# [LISTED RECORDS]

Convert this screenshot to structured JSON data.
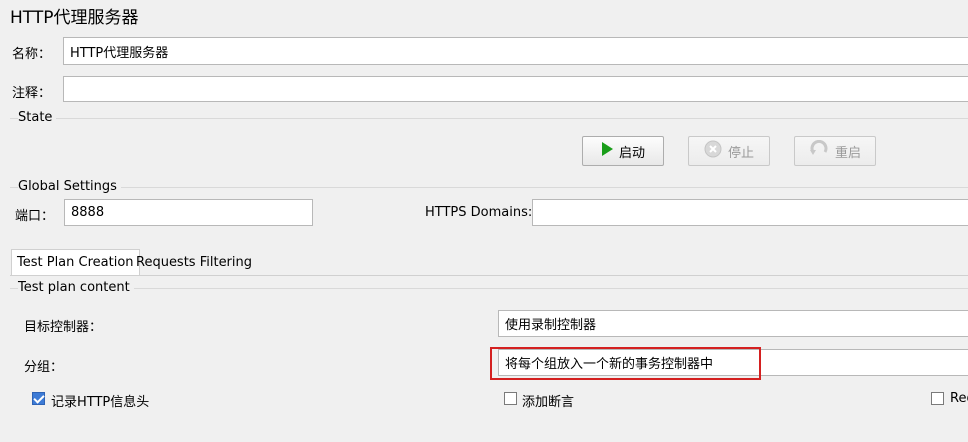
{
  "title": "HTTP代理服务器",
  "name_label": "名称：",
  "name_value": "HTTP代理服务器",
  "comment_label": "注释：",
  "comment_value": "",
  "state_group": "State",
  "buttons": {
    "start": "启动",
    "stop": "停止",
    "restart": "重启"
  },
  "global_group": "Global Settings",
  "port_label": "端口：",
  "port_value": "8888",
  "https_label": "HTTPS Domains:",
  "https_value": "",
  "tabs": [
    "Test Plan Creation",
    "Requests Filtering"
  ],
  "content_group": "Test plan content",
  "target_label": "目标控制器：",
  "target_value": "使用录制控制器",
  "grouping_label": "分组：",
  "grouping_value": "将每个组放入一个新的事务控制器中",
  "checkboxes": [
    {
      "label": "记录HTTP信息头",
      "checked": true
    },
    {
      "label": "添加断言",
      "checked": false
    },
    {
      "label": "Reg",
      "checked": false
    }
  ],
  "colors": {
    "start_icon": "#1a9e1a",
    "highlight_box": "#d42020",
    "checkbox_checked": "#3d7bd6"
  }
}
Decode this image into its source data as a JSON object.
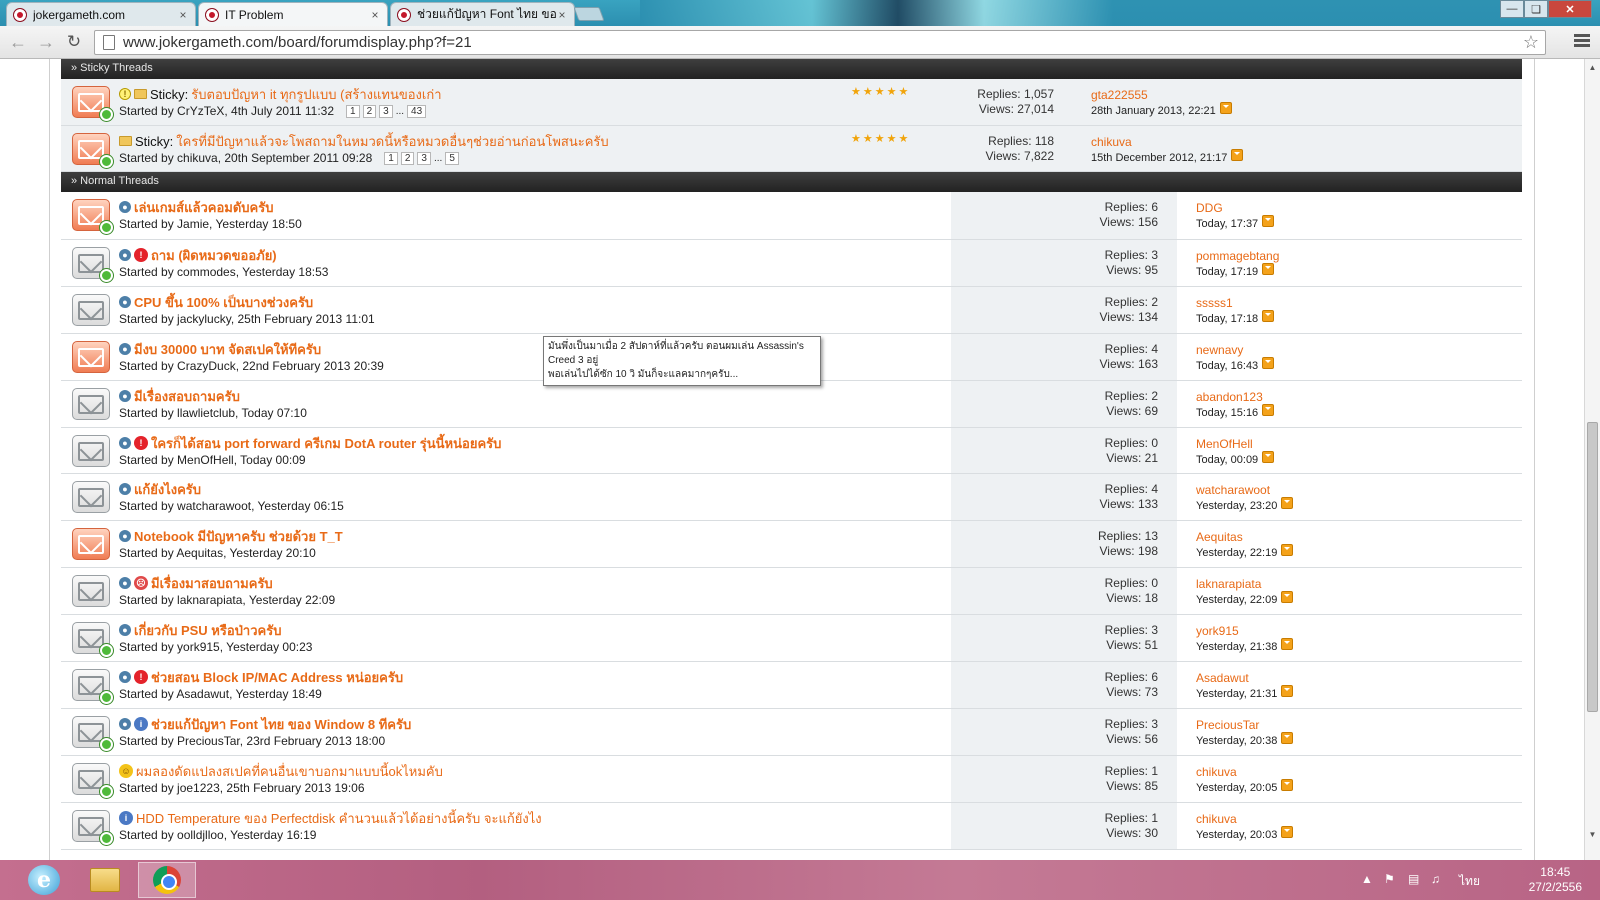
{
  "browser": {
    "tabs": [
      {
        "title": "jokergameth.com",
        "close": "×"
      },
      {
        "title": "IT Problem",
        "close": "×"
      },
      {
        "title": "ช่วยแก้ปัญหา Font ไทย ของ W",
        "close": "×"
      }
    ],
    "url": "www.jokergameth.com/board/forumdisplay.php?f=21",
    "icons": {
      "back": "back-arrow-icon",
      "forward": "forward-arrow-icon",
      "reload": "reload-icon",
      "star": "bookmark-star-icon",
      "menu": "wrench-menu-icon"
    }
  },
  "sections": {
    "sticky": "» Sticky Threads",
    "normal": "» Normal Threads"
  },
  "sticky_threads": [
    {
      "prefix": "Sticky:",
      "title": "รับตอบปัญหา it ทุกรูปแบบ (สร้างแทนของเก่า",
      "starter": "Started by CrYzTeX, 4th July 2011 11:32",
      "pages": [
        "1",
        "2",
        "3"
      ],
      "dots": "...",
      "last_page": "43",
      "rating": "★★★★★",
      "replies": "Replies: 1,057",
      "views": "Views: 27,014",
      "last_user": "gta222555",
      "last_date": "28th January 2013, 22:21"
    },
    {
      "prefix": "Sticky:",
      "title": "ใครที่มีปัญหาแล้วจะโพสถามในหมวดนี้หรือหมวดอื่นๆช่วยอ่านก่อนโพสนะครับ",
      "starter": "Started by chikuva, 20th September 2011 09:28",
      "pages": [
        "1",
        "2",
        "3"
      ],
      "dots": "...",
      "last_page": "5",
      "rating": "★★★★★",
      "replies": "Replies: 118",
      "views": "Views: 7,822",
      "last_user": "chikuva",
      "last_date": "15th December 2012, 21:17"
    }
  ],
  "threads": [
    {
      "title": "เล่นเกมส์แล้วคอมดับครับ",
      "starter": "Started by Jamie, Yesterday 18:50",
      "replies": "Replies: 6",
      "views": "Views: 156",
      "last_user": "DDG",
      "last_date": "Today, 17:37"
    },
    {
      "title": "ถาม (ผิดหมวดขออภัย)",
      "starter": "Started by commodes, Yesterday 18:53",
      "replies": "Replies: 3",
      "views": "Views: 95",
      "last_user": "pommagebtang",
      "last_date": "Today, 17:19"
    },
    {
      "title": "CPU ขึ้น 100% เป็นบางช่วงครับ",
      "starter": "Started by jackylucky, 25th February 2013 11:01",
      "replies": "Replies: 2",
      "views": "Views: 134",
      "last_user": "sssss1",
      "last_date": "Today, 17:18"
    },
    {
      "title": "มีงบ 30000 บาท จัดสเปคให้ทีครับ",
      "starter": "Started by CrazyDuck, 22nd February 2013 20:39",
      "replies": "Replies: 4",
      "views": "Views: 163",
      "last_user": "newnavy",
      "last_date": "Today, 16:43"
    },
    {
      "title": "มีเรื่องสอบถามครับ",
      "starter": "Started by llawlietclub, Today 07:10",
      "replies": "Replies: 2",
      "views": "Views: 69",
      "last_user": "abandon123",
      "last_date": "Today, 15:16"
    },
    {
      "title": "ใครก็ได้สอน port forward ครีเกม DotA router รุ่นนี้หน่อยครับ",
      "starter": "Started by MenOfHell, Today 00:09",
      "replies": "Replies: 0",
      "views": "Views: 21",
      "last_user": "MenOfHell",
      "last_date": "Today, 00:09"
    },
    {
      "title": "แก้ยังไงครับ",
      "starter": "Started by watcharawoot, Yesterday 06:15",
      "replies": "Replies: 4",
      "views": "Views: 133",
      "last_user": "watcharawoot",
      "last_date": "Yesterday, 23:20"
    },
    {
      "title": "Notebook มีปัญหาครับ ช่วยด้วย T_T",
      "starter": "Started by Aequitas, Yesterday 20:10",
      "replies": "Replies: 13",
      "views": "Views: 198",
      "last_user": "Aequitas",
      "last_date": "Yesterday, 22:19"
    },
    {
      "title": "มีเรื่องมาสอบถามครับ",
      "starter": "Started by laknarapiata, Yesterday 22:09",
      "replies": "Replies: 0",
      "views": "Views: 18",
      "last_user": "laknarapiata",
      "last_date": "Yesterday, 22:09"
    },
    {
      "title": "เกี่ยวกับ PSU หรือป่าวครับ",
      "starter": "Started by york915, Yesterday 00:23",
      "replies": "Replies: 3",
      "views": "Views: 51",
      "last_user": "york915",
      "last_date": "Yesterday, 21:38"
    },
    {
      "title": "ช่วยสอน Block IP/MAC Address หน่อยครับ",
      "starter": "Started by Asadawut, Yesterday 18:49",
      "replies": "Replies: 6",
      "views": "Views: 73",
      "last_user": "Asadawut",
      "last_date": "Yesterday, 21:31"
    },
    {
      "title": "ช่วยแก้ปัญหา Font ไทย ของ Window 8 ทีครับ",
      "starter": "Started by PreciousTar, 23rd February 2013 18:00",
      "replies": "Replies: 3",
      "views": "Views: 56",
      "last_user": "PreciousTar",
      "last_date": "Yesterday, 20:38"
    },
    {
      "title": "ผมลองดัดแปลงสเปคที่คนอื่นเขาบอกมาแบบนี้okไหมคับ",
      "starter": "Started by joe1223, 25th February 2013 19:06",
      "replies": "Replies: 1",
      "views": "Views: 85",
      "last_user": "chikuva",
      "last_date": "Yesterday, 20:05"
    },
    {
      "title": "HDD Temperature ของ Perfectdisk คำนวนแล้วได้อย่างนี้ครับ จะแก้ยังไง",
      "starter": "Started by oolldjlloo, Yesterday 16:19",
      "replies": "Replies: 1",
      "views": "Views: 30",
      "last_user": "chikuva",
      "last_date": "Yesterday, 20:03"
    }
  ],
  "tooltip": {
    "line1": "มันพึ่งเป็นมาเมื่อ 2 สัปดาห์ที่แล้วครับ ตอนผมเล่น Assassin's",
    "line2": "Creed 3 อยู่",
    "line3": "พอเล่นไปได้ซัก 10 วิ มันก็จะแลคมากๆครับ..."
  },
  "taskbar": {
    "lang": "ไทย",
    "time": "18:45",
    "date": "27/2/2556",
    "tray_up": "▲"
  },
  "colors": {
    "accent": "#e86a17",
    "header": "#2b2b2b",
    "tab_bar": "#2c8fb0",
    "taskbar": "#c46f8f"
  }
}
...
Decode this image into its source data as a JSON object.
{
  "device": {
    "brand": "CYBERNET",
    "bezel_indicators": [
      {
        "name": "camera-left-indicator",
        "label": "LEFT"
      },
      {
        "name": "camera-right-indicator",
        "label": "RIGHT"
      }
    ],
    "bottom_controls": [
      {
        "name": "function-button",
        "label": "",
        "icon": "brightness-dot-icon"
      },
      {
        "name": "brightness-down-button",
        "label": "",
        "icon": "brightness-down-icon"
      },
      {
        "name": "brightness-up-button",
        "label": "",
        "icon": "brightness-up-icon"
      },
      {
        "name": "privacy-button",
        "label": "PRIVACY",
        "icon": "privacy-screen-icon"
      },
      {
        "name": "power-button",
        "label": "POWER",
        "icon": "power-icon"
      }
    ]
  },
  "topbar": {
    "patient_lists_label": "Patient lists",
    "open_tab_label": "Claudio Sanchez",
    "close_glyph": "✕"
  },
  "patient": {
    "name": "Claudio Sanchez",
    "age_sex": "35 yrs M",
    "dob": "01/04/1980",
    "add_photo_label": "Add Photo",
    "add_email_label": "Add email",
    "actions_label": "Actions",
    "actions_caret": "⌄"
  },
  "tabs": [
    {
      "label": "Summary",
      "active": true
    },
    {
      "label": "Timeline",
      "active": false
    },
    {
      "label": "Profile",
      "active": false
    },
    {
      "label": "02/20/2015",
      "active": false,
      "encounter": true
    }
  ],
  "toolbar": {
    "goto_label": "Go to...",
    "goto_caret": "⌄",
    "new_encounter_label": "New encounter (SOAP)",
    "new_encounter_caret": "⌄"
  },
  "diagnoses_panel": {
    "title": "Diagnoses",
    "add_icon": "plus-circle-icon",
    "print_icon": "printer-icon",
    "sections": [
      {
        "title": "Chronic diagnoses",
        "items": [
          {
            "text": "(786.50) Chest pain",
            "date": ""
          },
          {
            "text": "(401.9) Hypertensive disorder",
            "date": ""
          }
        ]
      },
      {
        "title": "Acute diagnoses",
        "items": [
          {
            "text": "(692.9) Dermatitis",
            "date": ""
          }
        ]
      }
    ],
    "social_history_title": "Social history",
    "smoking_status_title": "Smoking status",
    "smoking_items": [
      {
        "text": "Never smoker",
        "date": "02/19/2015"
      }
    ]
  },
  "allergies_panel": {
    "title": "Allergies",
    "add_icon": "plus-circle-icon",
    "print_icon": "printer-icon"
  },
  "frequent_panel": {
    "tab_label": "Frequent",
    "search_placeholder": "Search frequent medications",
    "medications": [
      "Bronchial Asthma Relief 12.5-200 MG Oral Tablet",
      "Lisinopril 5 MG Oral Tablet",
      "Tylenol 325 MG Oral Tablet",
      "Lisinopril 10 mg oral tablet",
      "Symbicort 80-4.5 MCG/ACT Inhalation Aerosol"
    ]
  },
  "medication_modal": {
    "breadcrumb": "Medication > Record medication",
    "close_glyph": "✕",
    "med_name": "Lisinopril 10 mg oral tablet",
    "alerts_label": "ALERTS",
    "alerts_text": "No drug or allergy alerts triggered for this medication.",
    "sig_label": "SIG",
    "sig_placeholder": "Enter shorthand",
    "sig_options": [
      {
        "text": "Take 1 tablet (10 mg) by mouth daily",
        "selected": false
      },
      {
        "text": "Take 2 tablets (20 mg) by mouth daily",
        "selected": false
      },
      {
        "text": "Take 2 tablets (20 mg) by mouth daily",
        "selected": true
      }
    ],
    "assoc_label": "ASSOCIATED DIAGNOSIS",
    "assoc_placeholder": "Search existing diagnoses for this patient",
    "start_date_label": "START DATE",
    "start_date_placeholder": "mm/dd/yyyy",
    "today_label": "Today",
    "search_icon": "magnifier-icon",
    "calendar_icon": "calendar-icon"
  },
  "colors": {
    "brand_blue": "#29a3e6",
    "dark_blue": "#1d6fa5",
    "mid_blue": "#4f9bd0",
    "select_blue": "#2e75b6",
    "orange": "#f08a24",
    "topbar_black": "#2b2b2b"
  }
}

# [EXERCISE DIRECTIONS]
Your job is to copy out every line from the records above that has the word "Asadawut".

# [TASK OUTPUT]
      "starter": "Started by Asadawut, Yesterday 18:49",
      "last_user": "Asadawut",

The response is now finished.